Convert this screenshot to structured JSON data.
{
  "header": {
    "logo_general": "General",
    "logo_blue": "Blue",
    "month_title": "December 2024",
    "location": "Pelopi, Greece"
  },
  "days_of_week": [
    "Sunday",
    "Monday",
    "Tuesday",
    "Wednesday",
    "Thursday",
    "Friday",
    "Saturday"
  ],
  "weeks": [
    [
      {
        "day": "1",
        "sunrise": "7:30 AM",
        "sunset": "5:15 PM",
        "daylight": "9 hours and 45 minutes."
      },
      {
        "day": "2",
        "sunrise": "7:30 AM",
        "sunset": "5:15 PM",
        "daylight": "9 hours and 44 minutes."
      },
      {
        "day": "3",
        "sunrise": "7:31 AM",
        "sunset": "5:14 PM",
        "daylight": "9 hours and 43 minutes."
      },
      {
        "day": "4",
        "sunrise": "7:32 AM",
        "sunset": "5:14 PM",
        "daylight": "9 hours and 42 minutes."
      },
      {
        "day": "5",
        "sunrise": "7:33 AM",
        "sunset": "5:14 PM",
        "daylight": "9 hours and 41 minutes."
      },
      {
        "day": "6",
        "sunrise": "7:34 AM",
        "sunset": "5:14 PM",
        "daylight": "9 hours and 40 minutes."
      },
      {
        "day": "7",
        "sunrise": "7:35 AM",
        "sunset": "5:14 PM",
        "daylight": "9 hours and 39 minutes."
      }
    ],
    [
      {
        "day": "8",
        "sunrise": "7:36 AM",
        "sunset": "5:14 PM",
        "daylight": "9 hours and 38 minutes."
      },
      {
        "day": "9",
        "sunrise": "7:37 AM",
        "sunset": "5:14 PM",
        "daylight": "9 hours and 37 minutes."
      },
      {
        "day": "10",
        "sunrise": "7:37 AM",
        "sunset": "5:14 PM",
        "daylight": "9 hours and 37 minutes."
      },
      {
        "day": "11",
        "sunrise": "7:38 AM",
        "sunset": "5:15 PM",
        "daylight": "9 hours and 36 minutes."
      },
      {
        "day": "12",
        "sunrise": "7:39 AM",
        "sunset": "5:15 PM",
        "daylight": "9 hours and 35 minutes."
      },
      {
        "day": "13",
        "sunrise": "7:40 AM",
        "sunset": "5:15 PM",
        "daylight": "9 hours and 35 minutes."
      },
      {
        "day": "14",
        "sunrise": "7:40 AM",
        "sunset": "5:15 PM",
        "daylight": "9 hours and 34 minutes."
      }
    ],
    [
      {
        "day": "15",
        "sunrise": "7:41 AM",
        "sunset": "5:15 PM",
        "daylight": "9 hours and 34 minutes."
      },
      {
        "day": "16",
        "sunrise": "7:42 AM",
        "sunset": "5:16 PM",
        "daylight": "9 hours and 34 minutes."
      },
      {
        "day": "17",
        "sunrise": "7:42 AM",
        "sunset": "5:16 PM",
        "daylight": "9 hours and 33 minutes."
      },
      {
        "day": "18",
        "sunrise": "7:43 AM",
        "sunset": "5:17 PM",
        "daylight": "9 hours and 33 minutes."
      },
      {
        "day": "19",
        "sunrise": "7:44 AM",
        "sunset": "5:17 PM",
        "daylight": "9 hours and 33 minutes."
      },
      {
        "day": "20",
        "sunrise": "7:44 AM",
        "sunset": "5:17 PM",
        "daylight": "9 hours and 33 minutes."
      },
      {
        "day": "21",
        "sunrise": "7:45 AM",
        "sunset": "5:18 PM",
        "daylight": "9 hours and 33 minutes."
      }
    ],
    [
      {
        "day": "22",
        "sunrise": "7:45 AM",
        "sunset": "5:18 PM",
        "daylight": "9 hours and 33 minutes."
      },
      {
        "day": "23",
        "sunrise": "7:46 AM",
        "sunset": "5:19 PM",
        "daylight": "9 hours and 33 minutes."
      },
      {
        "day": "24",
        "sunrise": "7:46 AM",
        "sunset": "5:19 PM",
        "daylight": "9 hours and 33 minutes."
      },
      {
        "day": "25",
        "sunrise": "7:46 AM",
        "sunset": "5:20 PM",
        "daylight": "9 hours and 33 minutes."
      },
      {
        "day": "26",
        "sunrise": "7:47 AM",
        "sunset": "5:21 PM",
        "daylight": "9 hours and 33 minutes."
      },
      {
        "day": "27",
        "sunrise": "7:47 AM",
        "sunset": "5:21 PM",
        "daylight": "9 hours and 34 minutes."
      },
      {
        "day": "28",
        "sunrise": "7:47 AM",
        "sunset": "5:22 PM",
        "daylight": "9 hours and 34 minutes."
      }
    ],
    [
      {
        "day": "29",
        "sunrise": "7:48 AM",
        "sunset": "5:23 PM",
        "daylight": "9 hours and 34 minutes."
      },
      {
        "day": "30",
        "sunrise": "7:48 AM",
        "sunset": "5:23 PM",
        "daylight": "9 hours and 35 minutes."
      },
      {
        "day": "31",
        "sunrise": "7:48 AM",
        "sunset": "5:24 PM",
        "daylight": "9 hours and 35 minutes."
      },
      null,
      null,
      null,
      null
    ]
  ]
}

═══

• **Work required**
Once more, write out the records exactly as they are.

• **Answer below**
Convert this screenshot to structured JSON data.
{
  "header": {
    "logo_general": "General",
    "logo_blue": "Blue",
    "month_title": "December 2024",
    "location": "Pelopi, Greece"
  },
  "days_of_week": [
    "Sunday",
    "Monday",
    "Tuesday",
    "Wednesday",
    "Thursday",
    "Friday",
    "Saturday"
  ],
  "weeks": [
    [
      {
        "day": "1",
        "sunrise": "7:30 AM",
        "sunset": "5:15 PM",
        "daylight": "9 hours and 45 minutes."
      },
      {
        "day": "2",
        "sunrise": "7:30 AM",
        "sunset": "5:15 PM",
        "daylight": "9 hours and 44 minutes."
      },
      {
        "day": "3",
        "sunrise": "7:31 AM",
        "sunset": "5:14 PM",
        "daylight": "9 hours and 43 minutes."
      },
      {
        "day": "4",
        "sunrise": "7:32 AM",
        "sunset": "5:14 PM",
        "daylight": "9 hours and 42 minutes."
      },
      {
        "day": "5",
        "sunrise": "7:33 AM",
        "sunset": "5:14 PM",
        "daylight": "9 hours and 41 minutes."
      },
      {
        "day": "6",
        "sunrise": "7:34 AM",
        "sunset": "5:14 PM",
        "daylight": "9 hours and 40 minutes."
      },
      {
        "day": "7",
        "sunrise": "7:35 AM",
        "sunset": "5:14 PM",
        "daylight": "9 hours and 39 minutes."
      }
    ],
    [
      {
        "day": "8",
        "sunrise": "7:36 AM",
        "sunset": "5:14 PM",
        "daylight": "9 hours and 38 minutes."
      },
      {
        "day": "9",
        "sunrise": "7:37 AM",
        "sunset": "5:14 PM",
        "daylight": "9 hours and 37 minutes."
      },
      {
        "day": "10",
        "sunrise": "7:37 AM",
        "sunset": "5:14 PM",
        "daylight": "9 hours and 37 minutes."
      },
      {
        "day": "11",
        "sunrise": "7:38 AM",
        "sunset": "5:15 PM",
        "daylight": "9 hours and 36 minutes."
      },
      {
        "day": "12",
        "sunrise": "7:39 AM",
        "sunset": "5:15 PM",
        "daylight": "9 hours and 35 minutes."
      },
      {
        "day": "13",
        "sunrise": "7:40 AM",
        "sunset": "5:15 PM",
        "daylight": "9 hours and 35 minutes."
      },
      {
        "day": "14",
        "sunrise": "7:40 AM",
        "sunset": "5:15 PM",
        "daylight": "9 hours and 34 minutes."
      }
    ],
    [
      {
        "day": "15",
        "sunrise": "7:41 AM",
        "sunset": "5:15 PM",
        "daylight": "9 hours and 34 minutes."
      },
      {
        "day": "16",
        "sunrise": "7:42 AM",
        "sunset": "5:16 PM",
        "daylight": "9 hours and 34 minutes."
      },
      {
        "day": "17",
        "sunrise": "7:42 AM",
        "sunset": "5:16 PM",
        "daylight": "9 hours and 33 minutes."
      },
      {
        "day": "18",
        "sunrise": "7:43 AM",
        "sunset": "5:17 PM",
        "daylight": "9 hours and 33 minutes."
      },
      {
        "day": "19",
        "sunrise": "7:44 AM",
        "sunset": "5:17 PM",
        "daylight": "9 hours and 33 minutes."
      },
      {
        "day": "20",
        "sunrise": "7:44 AM",
        "sunset": "5:17 PM",
        "daylight": "9 hours and 33 minutes."
      },
      {
        "day": "21",
        "sunrise": "7:45 AM",
        "sunset": "5:18 PM",
        "daylight": "9 hours and 33 minutes."
      }
    ],
    [
      {
        "day": "22",
        "sunrise": "7:45 AM",
        "sunset": "5:18 PM",
        "daylight": "9 hours and 33 minutes."
      },
      {
        "day": "23",
        "sunrise": "7:46 AM",
        "sunset": "5:19 PM",
        "daylight": "9 hours and 33 minutes."
      },
      {
        "day": "24",
        "sunrise": "7:46 AM",
        "sunset": "5:19 PM",
        "daylight": "9 hours and 33 minutes."
      },
      {
        "day": "25",
        "sunrise": "7:46 AM",
        "sunset": "5:20 PM",
        "daylight": "9 hours and 33 minutes."
      },
      {
        "day": "26",
        "sunrise": "7:47 AM",
        "sunset": "5:21 PM",
        "daylight": "9 hours and 33 minutes."
      },
      {
        "day": "27",
        "sunrise": "7:47 AM",
        "sunset": "5:21 PM",
        "daylight": "9 hours and 34 minutes."
      },
      {
        "day": "28",
        "sunrise": "7:47 AM",
        "sunset": "5:22 PM",
        "daylight": "9 hours and 34 minutes."
      }
    ],
    [
      {
        "day": "29",
        "sunrise": "7:48 AM",
        "sunset": "5:23 PM",
        "daylight": "9 hours and 34 minutes."
      },
      {
        "day": "30",
        "sunrise": "7:48 AM",
        "sunset": "5:23 PM",
        "daylight": "9 hours and 35 minutes."
      },
      {
        "day": "31",
        "sunrise": "7:48 AM",
        "sunset": "5:24 PM",
        "daylight": "9 hours and 35 minutes."
      },
      null,
      null,
      null,
      null
    ]
  ]
}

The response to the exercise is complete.